Sleep Party People’s sound has always been a curious, contradictory combination of happy-sounding music and sad lyrical themes, an approach inspired by British indie rockers The Smiths. “Sonically, their songs are very happy, but the lyrics are so sad and melancholy. I was drawn to that on this album [where] I tried to write happier songs, but my lyrics are always really dark,” Batz says.

Batz has never been one to divulge specific meanings behind his often abstract lyrics. But lines such as, “heavenly ocean, covered in flesh” from Lingering Eyes take on a sombre weight knowing that the plight of refugees in Europe was a issue on the artist’s mind throughout recording.

“I couldn’t understand – [Denmark is] a rich country. We have plenty of money to help these poor people get on their feet again. And we just didn’t, which was heartbreaking to watch. I was watching Sweden taking a lot of refugees and Norway too, and I was just ashamed,” he says. “I thought the Danish people would be more help. This is important – what if it happens to us? Wouldn’t we want help from the outside? It just tore me apart, and I really wanted to write some lyrics about that.”

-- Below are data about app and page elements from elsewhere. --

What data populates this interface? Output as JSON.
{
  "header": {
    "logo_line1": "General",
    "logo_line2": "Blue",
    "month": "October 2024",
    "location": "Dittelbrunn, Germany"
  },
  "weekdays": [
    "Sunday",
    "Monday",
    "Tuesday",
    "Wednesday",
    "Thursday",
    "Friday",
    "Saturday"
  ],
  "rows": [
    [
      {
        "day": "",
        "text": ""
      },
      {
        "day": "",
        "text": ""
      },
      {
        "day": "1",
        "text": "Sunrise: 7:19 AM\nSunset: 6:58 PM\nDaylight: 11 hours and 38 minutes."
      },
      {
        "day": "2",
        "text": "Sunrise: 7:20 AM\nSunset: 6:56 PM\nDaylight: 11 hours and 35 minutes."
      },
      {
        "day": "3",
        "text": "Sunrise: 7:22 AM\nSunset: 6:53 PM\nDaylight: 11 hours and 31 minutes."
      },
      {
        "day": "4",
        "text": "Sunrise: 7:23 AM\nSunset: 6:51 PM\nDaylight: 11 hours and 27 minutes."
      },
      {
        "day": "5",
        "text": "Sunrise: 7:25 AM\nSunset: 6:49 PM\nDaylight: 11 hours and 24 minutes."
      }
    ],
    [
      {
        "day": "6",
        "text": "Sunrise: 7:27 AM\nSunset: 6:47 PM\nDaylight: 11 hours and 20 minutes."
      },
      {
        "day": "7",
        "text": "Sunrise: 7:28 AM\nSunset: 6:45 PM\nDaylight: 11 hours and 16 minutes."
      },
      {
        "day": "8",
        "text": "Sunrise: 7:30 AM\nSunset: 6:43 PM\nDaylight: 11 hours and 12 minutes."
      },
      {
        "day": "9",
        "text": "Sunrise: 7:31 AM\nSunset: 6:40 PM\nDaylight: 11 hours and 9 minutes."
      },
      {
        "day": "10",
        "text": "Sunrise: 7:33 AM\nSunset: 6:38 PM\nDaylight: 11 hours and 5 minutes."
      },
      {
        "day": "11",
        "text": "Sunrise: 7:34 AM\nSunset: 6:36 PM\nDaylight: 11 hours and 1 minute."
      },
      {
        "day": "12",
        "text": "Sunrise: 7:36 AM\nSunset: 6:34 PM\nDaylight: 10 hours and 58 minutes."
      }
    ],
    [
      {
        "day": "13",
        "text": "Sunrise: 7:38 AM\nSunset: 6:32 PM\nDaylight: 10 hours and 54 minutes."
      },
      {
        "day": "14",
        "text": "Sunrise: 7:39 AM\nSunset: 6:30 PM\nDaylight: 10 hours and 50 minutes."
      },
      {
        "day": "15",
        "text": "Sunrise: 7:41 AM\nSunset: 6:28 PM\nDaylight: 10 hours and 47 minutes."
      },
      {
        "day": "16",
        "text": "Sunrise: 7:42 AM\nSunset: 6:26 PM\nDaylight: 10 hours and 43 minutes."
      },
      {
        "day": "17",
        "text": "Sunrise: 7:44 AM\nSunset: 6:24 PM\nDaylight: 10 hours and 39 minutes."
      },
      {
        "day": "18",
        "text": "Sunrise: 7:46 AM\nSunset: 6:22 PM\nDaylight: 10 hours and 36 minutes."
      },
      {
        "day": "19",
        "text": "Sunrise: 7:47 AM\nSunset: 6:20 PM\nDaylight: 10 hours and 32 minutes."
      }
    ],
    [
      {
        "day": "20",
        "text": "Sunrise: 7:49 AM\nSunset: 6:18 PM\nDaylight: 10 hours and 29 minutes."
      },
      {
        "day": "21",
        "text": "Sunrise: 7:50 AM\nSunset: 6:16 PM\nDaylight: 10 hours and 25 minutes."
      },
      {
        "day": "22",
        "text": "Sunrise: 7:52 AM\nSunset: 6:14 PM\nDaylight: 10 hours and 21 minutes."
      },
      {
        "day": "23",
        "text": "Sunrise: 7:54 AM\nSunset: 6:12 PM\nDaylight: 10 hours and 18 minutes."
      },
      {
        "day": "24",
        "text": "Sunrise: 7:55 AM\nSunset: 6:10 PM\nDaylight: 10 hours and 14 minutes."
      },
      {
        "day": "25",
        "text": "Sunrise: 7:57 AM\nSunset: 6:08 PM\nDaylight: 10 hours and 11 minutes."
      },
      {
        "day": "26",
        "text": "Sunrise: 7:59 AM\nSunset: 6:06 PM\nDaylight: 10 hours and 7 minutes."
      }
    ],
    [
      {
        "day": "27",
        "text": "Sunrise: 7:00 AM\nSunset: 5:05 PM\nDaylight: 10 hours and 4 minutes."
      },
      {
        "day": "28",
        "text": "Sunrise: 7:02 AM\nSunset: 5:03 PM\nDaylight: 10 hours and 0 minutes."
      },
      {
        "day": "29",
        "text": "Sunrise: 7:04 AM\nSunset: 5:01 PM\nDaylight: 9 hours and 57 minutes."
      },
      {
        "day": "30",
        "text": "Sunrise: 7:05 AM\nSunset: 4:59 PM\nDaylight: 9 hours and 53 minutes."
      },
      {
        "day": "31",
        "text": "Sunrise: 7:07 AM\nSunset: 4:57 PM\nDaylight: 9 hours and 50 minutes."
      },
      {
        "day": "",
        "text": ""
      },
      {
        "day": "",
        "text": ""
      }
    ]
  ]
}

However, Batz hints that he saved the very darkest cuts for a future release, with only 12 of the 22 songs he wrote for Lingering making it into the album. “They’re completely mastered, but I think I’ll just hold on to them for a while and use them on an EP,” he says.

Though Batz hasn’t shaken off the gloom entirely, Lingering is certainly pointed in a sunnier direction. Missing Steps, written three years ago, uses a euphoric, chorus vocal hook in its outro and is “catchy and more uplifting than other songs” he has written. “It was important for me to say ‘this is the new sound of Sleep Party People. This is a more uplifting, positive album – it’s not that dark any more’.” he says.